__EXERCISE__: The answer must be the full set of records, repeated exactly.

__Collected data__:

-- Opening Marker --

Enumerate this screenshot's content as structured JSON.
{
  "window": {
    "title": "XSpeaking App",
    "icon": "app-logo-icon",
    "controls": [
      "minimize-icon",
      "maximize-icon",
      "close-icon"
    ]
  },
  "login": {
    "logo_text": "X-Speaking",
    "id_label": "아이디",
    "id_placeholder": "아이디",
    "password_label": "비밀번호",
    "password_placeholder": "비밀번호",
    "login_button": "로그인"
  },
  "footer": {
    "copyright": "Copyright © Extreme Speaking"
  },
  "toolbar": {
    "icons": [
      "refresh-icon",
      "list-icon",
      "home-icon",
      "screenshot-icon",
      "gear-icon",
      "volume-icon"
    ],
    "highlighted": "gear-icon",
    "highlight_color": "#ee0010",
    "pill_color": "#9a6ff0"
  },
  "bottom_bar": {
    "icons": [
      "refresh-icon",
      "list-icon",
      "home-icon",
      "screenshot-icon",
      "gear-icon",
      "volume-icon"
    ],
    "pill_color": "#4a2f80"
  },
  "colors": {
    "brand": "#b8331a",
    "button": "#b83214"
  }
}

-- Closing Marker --

__ANSWER SECTION__:
Enumerate this screenshot's content as structured JSON.
{
  "window": {
    "title": "XSpeaking App",
    "icon": "app-logo-icon",
    "controls": [
      "minimize-icon",
      "maximize-icon",
      "close-icon"
    ]
  },
  "login": {
    "logo_text": "X-Speaking",
    "id_label": "아이디",
    "id_placeholder": "아이디",
    "password_label": "비밀번호",
    "password_placeholder": "비밀번호",
    "login_button": "로그인"
  },
  "footer": {
    "copyright": "Copyright © Extreme Speaking"
  },
  "toolbar": {
    "icons": [
      "refresh-icon",
      "list-icon",
      "home-icon",
      "screenshot-icon",
      "gear-icon",
      "volume-icon"
    ],
    "highlighted": "gear-icon",
    "highlight_color": "#ee0010",
    "pill_color": "#9a6ff0"
  },
  "bottom_bar": {
    "icons": [
      "refresh-icon",
      "list-icon",
      "home-icon",
      "screenshot-icon",
      "gear-icon",
      "volume-icon"
    ],
    "pill_color": "#4a2f80"
  },
  "colors": {
    "brand": "#b8331a",
    "button": "#b83214"
  }
}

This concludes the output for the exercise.